## Problem to work on
All records shown below should be given again, character for character.

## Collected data
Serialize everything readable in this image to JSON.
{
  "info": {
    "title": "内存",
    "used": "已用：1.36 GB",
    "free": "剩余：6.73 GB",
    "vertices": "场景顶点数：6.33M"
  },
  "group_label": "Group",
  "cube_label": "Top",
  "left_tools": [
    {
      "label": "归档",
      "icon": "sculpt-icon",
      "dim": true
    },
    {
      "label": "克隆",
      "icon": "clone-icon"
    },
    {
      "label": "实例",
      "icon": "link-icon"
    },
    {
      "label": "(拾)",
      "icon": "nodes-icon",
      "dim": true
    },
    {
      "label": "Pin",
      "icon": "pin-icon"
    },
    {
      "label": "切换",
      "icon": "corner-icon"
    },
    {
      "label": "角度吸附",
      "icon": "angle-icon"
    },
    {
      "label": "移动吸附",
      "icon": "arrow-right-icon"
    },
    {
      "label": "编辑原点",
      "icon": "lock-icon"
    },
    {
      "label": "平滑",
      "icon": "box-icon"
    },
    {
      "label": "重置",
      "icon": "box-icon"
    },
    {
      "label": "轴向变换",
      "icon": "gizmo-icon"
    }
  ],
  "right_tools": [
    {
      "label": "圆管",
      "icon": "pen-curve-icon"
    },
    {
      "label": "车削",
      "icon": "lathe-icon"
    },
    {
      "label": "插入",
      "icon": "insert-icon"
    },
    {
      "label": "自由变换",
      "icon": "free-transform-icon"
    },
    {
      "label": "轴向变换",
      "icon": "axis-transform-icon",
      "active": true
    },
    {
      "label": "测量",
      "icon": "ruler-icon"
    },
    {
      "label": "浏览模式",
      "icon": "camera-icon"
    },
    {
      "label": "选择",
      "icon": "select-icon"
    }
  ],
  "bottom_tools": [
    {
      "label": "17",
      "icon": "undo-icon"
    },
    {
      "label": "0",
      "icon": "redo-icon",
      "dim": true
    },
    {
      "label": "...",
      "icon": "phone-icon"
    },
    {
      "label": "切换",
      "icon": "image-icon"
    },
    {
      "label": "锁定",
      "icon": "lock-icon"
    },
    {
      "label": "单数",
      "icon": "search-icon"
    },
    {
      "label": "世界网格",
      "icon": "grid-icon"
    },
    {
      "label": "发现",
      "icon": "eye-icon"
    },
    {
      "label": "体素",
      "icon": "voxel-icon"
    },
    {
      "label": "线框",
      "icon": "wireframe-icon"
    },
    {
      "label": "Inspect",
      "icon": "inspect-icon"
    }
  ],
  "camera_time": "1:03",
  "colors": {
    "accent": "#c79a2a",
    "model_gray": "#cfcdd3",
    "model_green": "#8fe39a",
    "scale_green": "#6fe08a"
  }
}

## Exercise answer
Serialize everything readable in this image to JSON.
{
  "info": {
    "title": "内存",
    "used": "已用：1.36 GB",
    "free": "剩余：6.73 GB",
    "vertices": "场景顶点数：6.33M"
  },
  "group_label": "Group",
  "cube_label": "Top",
  "left_tools": [
    {
      "label": "归档",
      "icon": "sculpt-icon",
      "dim": true
    },
    {
      "label": "克隆",
      "icon": "clone-icon"
    },
    {
      "label": "实例",
      "icon": "link-icon"
    },
    {
      "label": "(拾)",
      "icon": "nodes-icon",
      "dim": true
    },
    {
      "label": "Pin",
      "icon": "pin-icon"
    },
    {
      "label": "切换",
      "icon": "corner-icon"
    },
    {
      "label": "角度吸附",
      "icon": "angle-icon"
    },
    {
      "label": "移动吸附",
      "icon": "arrow-right-icon"
    },
    {
      "label": "编辑原点",
      "icon": "lock-icon"
    },
    {
      "label": "平滑",
      "icon": "box-icon"
    },
    {
      "label": "重置",
      "icon": "box-icon"
    },
    {
      "label": "轴向变换",
      "icon": "gizmo-icon"
    }
  ],
  "right_tools": [
    {
      "label": "圆管",
      "icon": "pen-curve-icon"
    },
    {
      "label": "车削",
      "icon": "lathe-icon"
    },
    {
      "label": "插入",
      "icon": "insert-icon"
    },
    {
      "label": "自由变换",
      "icon": "free-transform-icon"
    },
    {
      "label": "轴向变换",
      "icon": "axis-transform-icon",
      "active": true
    },
    {
      "label": "测量",
      "icon": "ruler-icon"
    },
    {
      "label": "浏览模式",
      "icon": "camera-icon"
    },
    {
      "label": "选择",
      "icon": "select-icon"
    }
  ],
  "bottom_tools": [
    {
      "label": "17",
      "icon": "undo-icon"
    },
    {
      "label": "0",
      "icon": "redo-icon",
      "dim": true
    },
    {
      "label": "...",
      "icon": "phone-icon"
    },
    {
      "label": "切换",
      "icon": "image-icon"
    },
    {
      "label": "锁定",
      "icon": "lock-icon"
    },
    {
      "label": "单数",
      "icon": "search-icon"
    },
    {
      "label": "世界网格",
      "icon": "grid-icon"
    },
    {
      "label": "发现",
      "icon": "eye-icon"
    },
    {
      "label": "体素",
      "icon": "voxel-icon"
    },
    {
      "label": "线框",
      "icon": "wireframe-icon"
    },
    {
      "label": "Inspect",
      "icon": "inspect-icon"
    }
  ],
  "camera_time": "1:03",
  "colors": {
    "accent": "#c79a2a",
    "model_gray": "#cfcdd3",
    "model_green": "#8fe39a",
    "scale_green": "#6fe08a"
  }
}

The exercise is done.